Session Log 2022-03-17
The party studied the bough room carefully, trying to figure out what, if any, hint was provided by the old elven poetry. Klaitos observed that, whatever the bough was, it was innately magical enough to manifest some power after however long it had been left unnattended in the darkness, likely qualifying it as "the valuable elven artifact" Robin had previously surmised to be at the heart of this place. Ignis considered that the infestation of deadly, visitor-unfriendly magebane was unlikely a planned feature of the original art dungeon, and that there was not intended to be an obstacle to climbing the hill.
Klaitos realized that rhe magic-eating ooze spread slowly enough through the tightly-woven hill that a magical working could be used to carefully lure it from the summit. Ekkels' loyalty to his friends nearly spurred him to step forward and volunteer his magical power as risky bait. Robin, however, stopped him, suggesting that her illusions might be better for maintaining a safe distance. She loosely donned Ignis's favorite tunic - a useful rag in case the slime touched her - and conjured the image of a large dinosaur. The magebane trickled downslope in pursuit of her illusion magic.
Ignis, Klaitos, and Ekkels grabbed ahold of the bough, covering one side with their hands to evoke a half-moon. The weave of branches roiled under their hands. Ignis attempted to pull at it, but found it fixed in space. Klaitos noticed it curling above his hand and grabbed ahold. It unfolded somehow into a ladder of wooden branch rings, stretching upward with each hand- and foot-hold to which the climbers reached, unbowed by their weight.
Robin watched Klaitos, Ignis, and Ekkels ascend as she circled the room, followed by the illusory dinosaur and the creeping stain of magebane. Noticing the base of the bough-ladder was starting to curl back in on itself, she dropped the illusion and dashed back up the hill. She leapt and was just able to grab ahold of the bottom of the growing ladder. However, an errant stain of magebane had followed her stuck to her shoe. She acrobatically shucked the loose tunic while hanging onto the ladder, wiped away the slime, and disdainfully abandoned the tunic.

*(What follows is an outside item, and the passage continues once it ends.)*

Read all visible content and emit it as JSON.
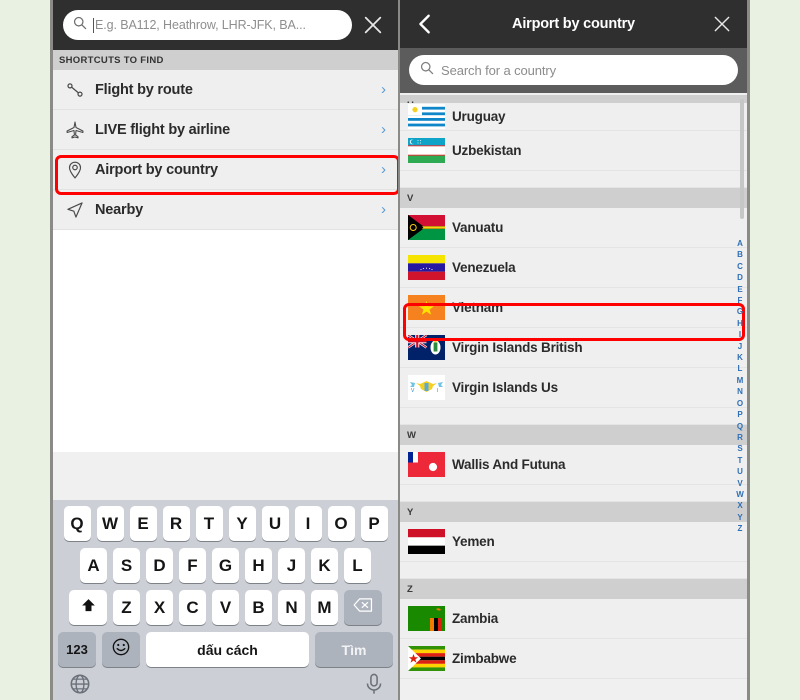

Klaitos, at the top of the ladder, watched it grow before him to reach the floating exit. He stuck his head through to find he had returned to the original portal-arch room. The portal above the bough was linked to a opening behind one of the wall flower-sculptures, hidden from view for anyone looking from the floor. Climbing through, he saw no other such hidden passages along the same wall, but he did spy an engraved sun in the ceiling and a stone door worked into it just above the secret exit.
The party climbed the bough-ladder through the hidden exit and entered the stone doors. A brief, windowless stairwell led to what appeared to be the library previously scouted by the Little Dudes. The room was taller than the other rooms of the tower - two broad mezzanines above dividing it into three levels - but there was no obvious way up. A stone pillar stood at the center of the room, something uncanny about the space it occluded from view. The bookshelves, sadly, were fire-damaged and what books remained seemed mostly rotted or ash.
The space seemed empty, and so the party peered around the column. They found an entirely different stretch of library beyond - the cylindrical chamber crossed more than 360 degrees. Klaitos peered out the window, wary of more spacetime nnonsense, and found that they seemed to be on the third floor of the tower. Continuing around the pillar, the party found themselves walking four laps to return to where they had started.
Along the way, they found piles of library desks, chairs, and tables, scorch marks, a metal ladder to the first mezzanine and a fortification of upturned furniture. Ignis noticed a pattern of asymmetrical stars repeating on the central pillar. Recalling his lessons, he knew each to be a distinct constellation prominent in a different part of the year. Though calamity had turned the concept of a "season" into a historical footnote, he was able to note them as Fall, Winter, Spring, and Summer stars.